SOUTH BRONX — Crime in the 40th Precinct rose by the sharpest amount of any precinct throughout the city for the second year in a row, according to the district's commanding officer Deputy Inspector Brian Hennessy.
The precinct, which covers South Bronx neighborhoods including Mott Haven, Port Morris and Melrose, saw increases in murders, robberies, felony assaults, burglaries and grand larcenies this year, and crime overall went up by 14.2 percent.
Although this was a lower increase than last year, when crime went up by 24.3 percent, it was still the sharpest rise in New York City, which saw overall crime and shootings fall to record lows last year.
Felony assaults were one of the largest contributors to the precinct's spike, rising from 578 in 2015 to 746 in 2016 largely due to a surge in stabbings, slashings and domestic violence, according to Hennessy.
The precinct also saw a sharp increase in murders, which rose from nine to 14, and grand larcenies, which went from 652 to 746. The only category that decreased was auto thefts, which dropped from 99 to 91, while rapes held steady at 38 in 2015 and 2016.

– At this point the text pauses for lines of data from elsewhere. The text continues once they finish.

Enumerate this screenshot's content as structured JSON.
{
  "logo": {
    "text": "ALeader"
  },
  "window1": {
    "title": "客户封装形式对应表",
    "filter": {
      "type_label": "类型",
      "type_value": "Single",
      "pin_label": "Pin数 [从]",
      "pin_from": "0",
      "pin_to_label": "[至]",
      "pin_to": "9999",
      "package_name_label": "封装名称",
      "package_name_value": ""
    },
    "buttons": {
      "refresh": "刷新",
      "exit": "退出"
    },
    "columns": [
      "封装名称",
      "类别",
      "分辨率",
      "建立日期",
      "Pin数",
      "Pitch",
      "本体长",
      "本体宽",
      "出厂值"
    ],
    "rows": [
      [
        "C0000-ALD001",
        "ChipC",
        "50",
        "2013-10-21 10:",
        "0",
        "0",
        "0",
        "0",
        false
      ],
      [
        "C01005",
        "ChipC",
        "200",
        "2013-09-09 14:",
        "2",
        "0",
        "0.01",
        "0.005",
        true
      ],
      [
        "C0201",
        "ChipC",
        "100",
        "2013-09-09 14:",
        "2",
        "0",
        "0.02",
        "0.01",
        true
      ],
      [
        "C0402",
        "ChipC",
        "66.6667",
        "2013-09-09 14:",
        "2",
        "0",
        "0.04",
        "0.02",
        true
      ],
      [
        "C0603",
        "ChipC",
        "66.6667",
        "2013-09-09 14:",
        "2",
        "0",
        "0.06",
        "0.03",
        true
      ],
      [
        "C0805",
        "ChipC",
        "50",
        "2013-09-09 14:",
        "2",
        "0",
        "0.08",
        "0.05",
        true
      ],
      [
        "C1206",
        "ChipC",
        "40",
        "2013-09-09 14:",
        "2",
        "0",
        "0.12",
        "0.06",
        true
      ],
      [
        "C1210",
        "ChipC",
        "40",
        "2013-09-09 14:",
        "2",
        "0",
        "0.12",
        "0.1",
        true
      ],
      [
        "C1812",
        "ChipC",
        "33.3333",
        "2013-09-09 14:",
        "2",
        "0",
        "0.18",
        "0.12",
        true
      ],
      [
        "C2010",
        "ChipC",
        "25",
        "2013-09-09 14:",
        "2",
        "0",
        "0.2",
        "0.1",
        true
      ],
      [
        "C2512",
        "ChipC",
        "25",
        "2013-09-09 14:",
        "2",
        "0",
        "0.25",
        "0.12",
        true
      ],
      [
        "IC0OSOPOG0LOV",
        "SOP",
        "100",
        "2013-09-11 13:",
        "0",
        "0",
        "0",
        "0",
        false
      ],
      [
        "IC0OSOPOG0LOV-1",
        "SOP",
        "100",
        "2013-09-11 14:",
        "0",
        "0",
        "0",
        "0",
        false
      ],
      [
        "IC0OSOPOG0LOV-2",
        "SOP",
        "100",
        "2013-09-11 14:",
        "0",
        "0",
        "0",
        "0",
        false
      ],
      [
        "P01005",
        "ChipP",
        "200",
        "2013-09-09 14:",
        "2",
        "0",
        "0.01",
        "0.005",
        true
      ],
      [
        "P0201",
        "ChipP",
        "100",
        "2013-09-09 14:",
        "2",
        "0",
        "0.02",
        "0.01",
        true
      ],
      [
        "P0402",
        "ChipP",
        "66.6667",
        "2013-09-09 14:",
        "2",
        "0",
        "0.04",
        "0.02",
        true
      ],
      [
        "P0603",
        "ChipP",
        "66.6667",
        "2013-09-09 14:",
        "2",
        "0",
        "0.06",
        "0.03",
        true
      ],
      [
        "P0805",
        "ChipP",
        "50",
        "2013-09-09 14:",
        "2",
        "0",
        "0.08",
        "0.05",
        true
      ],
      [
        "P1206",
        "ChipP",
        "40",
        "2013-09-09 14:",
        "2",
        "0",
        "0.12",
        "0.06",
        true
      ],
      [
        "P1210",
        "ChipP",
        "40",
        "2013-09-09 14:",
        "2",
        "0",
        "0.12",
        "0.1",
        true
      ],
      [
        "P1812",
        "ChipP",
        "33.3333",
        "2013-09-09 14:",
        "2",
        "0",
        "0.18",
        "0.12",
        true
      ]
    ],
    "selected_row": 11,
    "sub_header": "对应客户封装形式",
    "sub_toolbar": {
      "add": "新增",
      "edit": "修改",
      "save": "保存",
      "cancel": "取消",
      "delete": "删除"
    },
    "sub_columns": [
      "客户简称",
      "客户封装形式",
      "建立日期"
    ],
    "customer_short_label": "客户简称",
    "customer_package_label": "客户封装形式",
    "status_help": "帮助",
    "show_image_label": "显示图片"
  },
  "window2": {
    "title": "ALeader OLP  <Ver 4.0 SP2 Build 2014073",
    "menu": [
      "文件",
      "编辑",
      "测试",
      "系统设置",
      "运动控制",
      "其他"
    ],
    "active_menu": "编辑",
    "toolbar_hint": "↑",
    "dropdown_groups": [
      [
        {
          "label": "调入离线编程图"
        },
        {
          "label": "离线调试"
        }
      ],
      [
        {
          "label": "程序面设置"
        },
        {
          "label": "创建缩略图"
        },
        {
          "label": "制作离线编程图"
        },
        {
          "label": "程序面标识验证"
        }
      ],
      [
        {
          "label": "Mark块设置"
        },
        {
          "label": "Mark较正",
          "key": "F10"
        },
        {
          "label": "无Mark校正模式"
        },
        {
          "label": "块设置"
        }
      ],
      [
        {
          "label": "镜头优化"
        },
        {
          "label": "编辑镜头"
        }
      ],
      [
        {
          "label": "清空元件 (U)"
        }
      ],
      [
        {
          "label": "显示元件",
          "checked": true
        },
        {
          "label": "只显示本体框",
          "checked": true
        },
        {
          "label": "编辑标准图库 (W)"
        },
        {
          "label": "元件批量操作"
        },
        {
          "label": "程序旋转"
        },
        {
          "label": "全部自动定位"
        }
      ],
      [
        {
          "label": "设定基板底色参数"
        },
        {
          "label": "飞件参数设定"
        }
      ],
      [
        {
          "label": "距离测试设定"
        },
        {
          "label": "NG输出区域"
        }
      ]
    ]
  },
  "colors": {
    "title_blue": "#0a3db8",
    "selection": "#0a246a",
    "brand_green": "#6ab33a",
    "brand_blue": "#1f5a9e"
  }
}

Hennessy said the squad had changed some of the staffers in its domestic violence program and would concentrate on responding to victims in real time going forward, making him confident that the surge in domestic assaults would not continue into the current year.
"We changed some personnel around, put some new guidelines and parameters in place to make sure that all the checks are done and that we have a real time response to domestic violence victims," he said, "and obviously outreach is number one just to make sure that everyone is safe."
Officers in the 40th Precinct will also focus more energy on patrolling Courtlandt Avenue this year, as that was a particularly dangerous area with about 10 shootings in 2016, according to Hennessy.
This focus will include hosting a "safe streets" event along the avenue on Jan. 12 for children in the neighborhood to give police officers and community members a chance to spend time together.
"It was one of the strips that was very violent for us," Hennessy said, "and we’re going to turn that into an area where the cops are out there with the children and the residents and the business owners and make an area that was violent at one time into an area that has great community involvement."
Hennessy took over at the 40th Precinct during the summer of 2016, replacing Inspector Carlos Valdez, who had been tapped to head up the squad roughly one year earlier in the wake of a scandal that saw 19 officers in the precinct face charges for underreporting crime statistics.
Gabriel DeJesus, president of the 40th Precinct Community Council, said he would appreciate an increased police presence along problematic corridors like Courtlandt Avenue, which he described as "one of the areas that’s been giving us a lot of headaches."
However, he maintained that he still felt safe in the precinct and had not noticed a marked increase in crime walking through the community on a day to day basis.
"Me, I’m always in the neighborhood, so I haven’t had that problem," he said. "I grew up there. I haven’t had a problem yet."